2008 has been a challenging and rather exasperating year for cattle producers and nearly everyone else in the economy, says Derrell Peel, Oklahoma State University Extension livestock marketing specialist.

“Profitability was scarce for most sectors of the cattle industry as input prices and output prices in turn limited returns. The first half of the year was mostly characterized by sharply higher input prices as feed, energy and fertilizer prices all soared to record levels driven by growing demand and uncertainty,” he says. “The second half of the year saw the precipitous drop of the U.S. economy led by the collapse of the artificially inflated home-mortgage sector and the resulting domino effect on general consumer spending and business retrenchment.”

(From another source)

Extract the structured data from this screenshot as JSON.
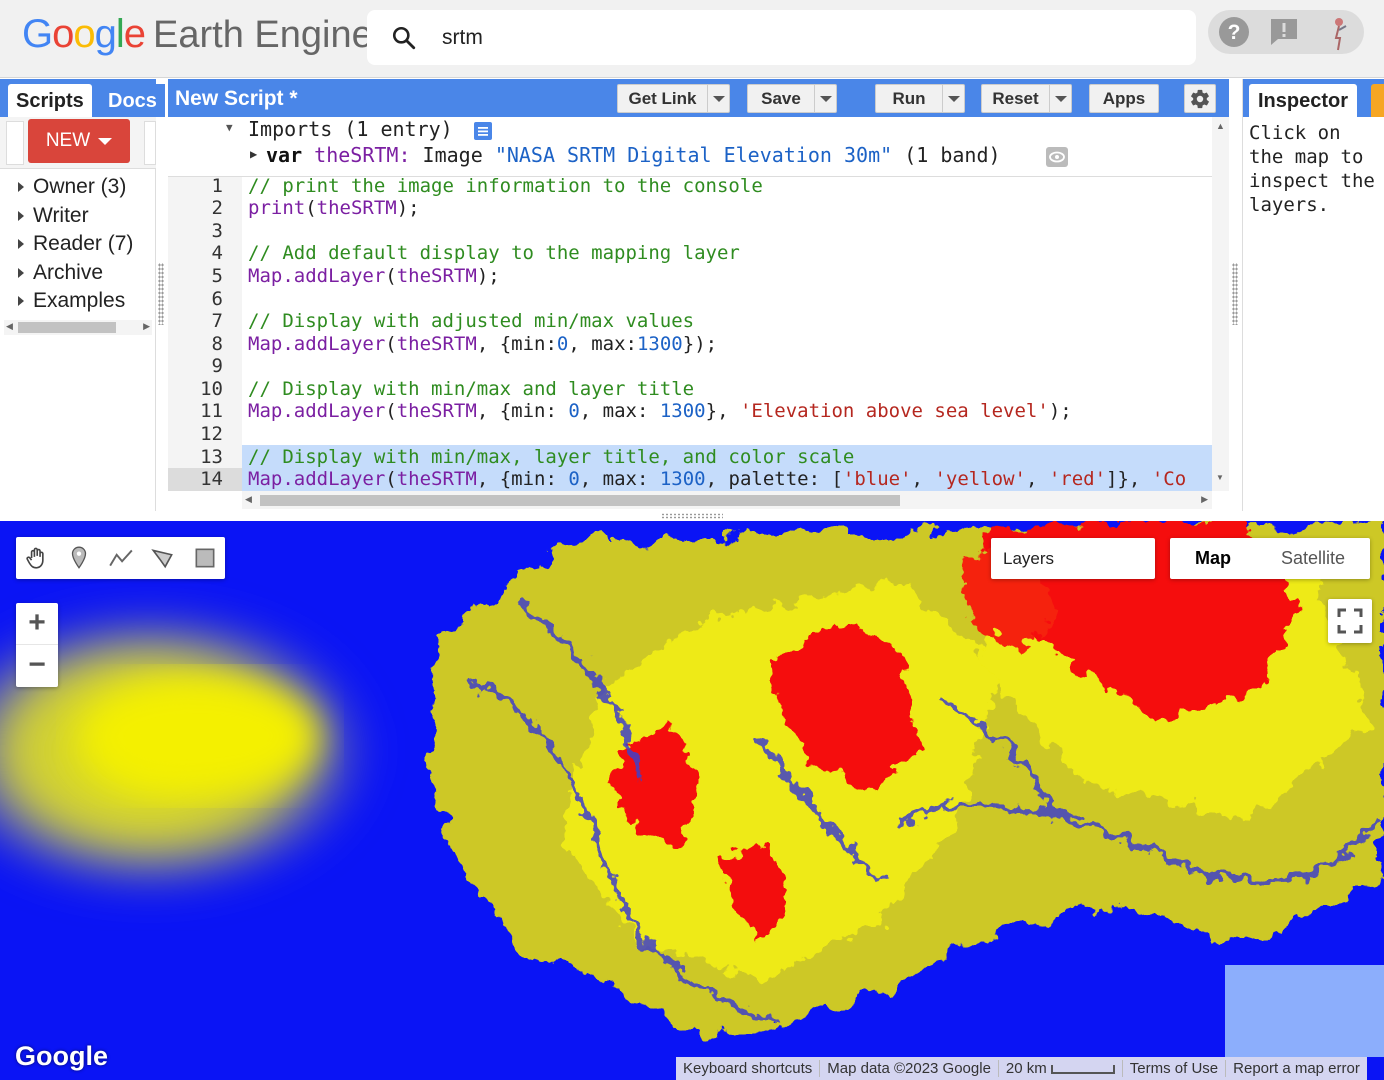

For cattle producers, the positive effect of decreasing input prices late in the year was equaled or exceeded by the decrease in output prices and the collapse of feeder- and live-cattle futures prices, Peel says.

It seems most everyone is ready to close the books on 2008 and move on to a new year. Consumer holiday spending will be the final measure of just how bad a year 2008 was.

“While there’s no guarantee 2009 will be better, there are some positive signs for the economy and the cattle industry,” Peel says. “It appears the stock market has stabilized into a trading range, albeit a wide one due to volatility. This at least provides a base from which to launch economic recovery.

“The Federal Reserve has pumped tremendous amounts of money into the economy, so far with little effect. The increase in the money supply has been matched by a decrease in the rate of money turnover in the economy as lenders have been reluctant to lend and consumers and businesses are reluctant to borrow. Eventually, this decreased velocity of money should return to more normal levels and the economy will be poised for a big economic stimulus,” he says.

Likewise, there are a number of positive cattle-market factors that will set the stage for 2009 markets.

“Tight feeder- and fed-cattle supplies will help support cattle prices, especially in the first half of the year. Decreased beef production along with reductions in pork and poultry production will support the meat complex in 2009. Uncertainty and risk will continue with many markets expected to remain volatile but, baring a new round of macroeconomic weakness, consumer demand should stabilize and offer some chance for profitable margins for beef sectors,” he adds.

According to Peel, beef trade is expected to continue as a positive factor but exchange-rate volatility contributes to the uncertainty of beef product and by-product trade.

“2009 will be a new year and hopefully it will bring a new perspective as markets move forward and past the rollercoaster that was much of 2008,” Peel concludes.